→ Problem statement
Reproduce verbatim all of the data given below, but do not carry over the images.

------ Supplied material ------

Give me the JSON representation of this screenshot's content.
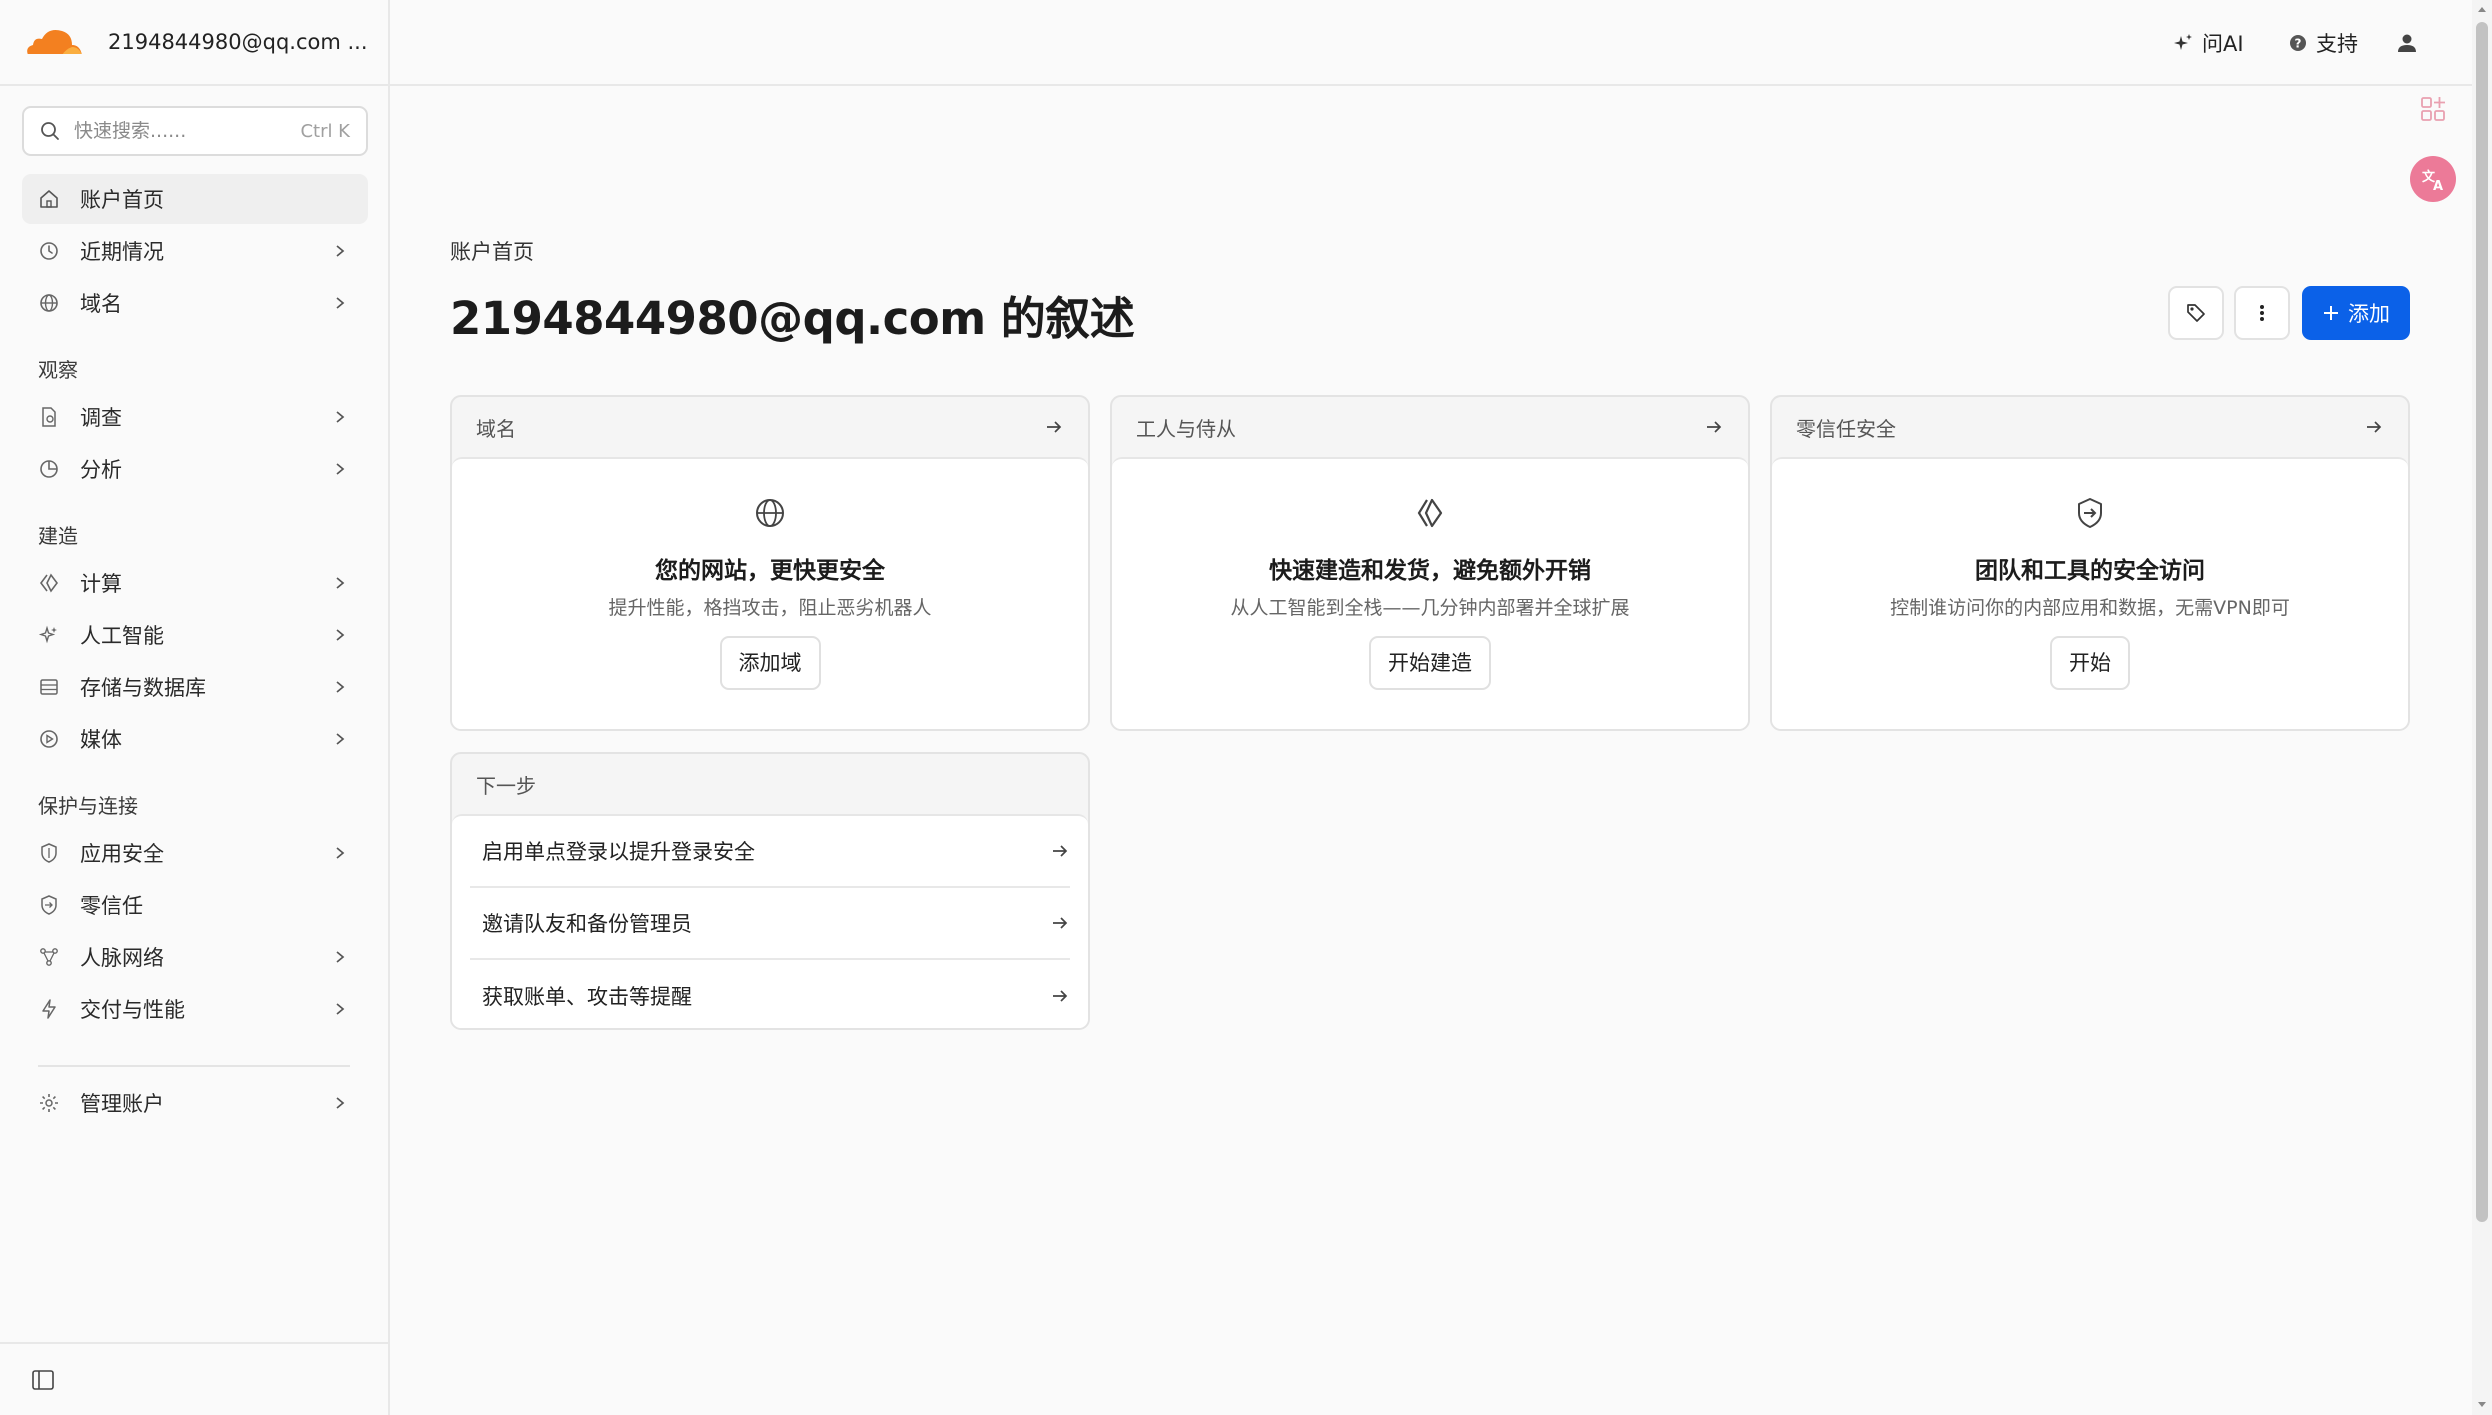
{
  "account": {
    "label": "2194844980@qq.com ..."
  },
  "search": {
    "placeholder": "快速搜索......",
    "shortcut": "Ctrl K"
  },
  "sidebar": {
    "items": [
      {
        "label": "账户首页"
      },
      {
        "label": "近期情况"
      },
      {
        "label": "域名"
      }
    ],
    "observe": {
      "title": "观察",
      "items": [
        {
          "label": "调查"
        },
        {
          "label": "分析"
        }
      ]
    },
    "build": {
      "title": "建造",
      "items": [
        {
          "label": "计算"
        },
        {
          "label": "人工智能"
        },
        {
          "label": "存储与数据库"
        },
        {
          "label": "媒体"
        }
      ]
    },
    "protect": {
      "title": "保护与连接",
      "items": [
        {
          "label": "应用安全"
        },
        {
          "label": "零信任"
        },
        {
          "label": "人脉网络"
        },
        {
          "label": "交付与性能"
        }
      ]
    },
    "manage": {
      "label": "管理账户"
    }
  },
  "topbar": {
    "ask_ai": "问AI",
    "support": "支持"
  },
  "main": {
    "breadcrumb": "账户首页",
    "title": "2194844980@qq.com 的叙述",
    "add_label": "添加",
    "cards": [
      {
        "header": "域名",
        "title": "您的网站，更快更安全",
        "desc": "提升性能，格挡攻击，阻止恶劣机器人",
        "button": "添加域"
      },
      {
        "header": "工人与侍从",
        "title": "快速建造和发货，避免额外开销",
        "desc": "从人工智能到全栈——几分钟内部署并全球扩展",
        "button": "开始建造"
      },
      {
        "header": "零信任安全",
        "title": "团队和工具的安全访问",
        "desc": "控制谁访问你的内部应用和数据，无需VPN即可",
        "button": "开始"
      }
    ],
    "next_steps": {
      "header": "下一步",
      "items": [
        {
          "label": "启用单点登录以提升登录安全"
        },
        {
          "label": "邀请队友和备份管理员"
        },
        {
          "label": "获取账单、攻击等提醒"
        }
      ]
    }
  },
  "colors": {
    "primary": "#0b61e8",
    "brand_orange": "#f38020",
    "brand_orange_light": "#faae40"
  }
}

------

→ Solution
Give me the JSON representation of this screenshot's content.
{
  "account": {
    "label": "2194844980@qq.com ..."
  },
  "search": {
    "placeholder": "快速搜索......",
    "shortcut": "Ctrl K"
  },
  "sidebar": {
    "items": [
      {
        "label": "账户首页"
      },
      {
        "label": "近期情况"
      },
      {
        "label": "域名"
      }
    ],
    "observe": {
      "title": "观察",
      "items": [
        {
          "label": "调查"
        },
        {
          "label": "分析"
        }
      ]
    },
    "build": {
      "title": "建造",
      "items": [
        {
          "label": "计算"
        },
        {
          "label": "人工智能"
        },
        {
          "label": "存储与数据库"
        },
        {
          "label": "媒体"
        }
      ]
    },
    "protect": {
      "title": "保护与连接",
      "items": [
        {
          "label": "应用安全"
        },
        {
          "label": "零信任"
        },
        {
          "label": "人脉网络"
        },
        {
          "label": "交付与性能"
        }
      ]
    },
    "manage": {
      "label": "管理账户"
    }
  },
  "topbar": {
    "ask_ai": "问AI",
    "support": "支持"
  },
  "main": {
    "breadcrumb": "账户首页",
    "title": "2194844980@qq.com 的叙述",
    "add_label": "添加",
    "cards": [
      {
        "header": "域名",
        "title": "您的网站，更快更安全",
        "desc": "提升性能，格挡攻击，阻止恶劣机器人",
        "button": "添加域"
      },
      {
        "header": "工人与侍从",
        "title": "快速建造和发货，避免额外开销",
        "desc": "从人工智能到全栈——几分钟内部署并全球扩展",
        "button": "开始建造"
      },
      {
        "header": "零信任安全",
        "title": "团队和工具的安全访问",
        "desc": "控制谁访问你的内部应用和数据，无需VPN即可",
        "button": "开始"
      }
    ],
    "next_steps": {
      "header": "下一步",
      "items": [
        {
          "label": "启用单点登录以提升登录安全"
        },
        {
          "label": "邀请队友和备份管理员"
        },
        {
          "label": "获取账单、攻击等提醒"
        }
      ]
    }
  },
  "colors": {
    "primary": "#0b61e8",
    "brand_orange": "#f38020",
    "brand_orange_light": "#faae40"
  }
}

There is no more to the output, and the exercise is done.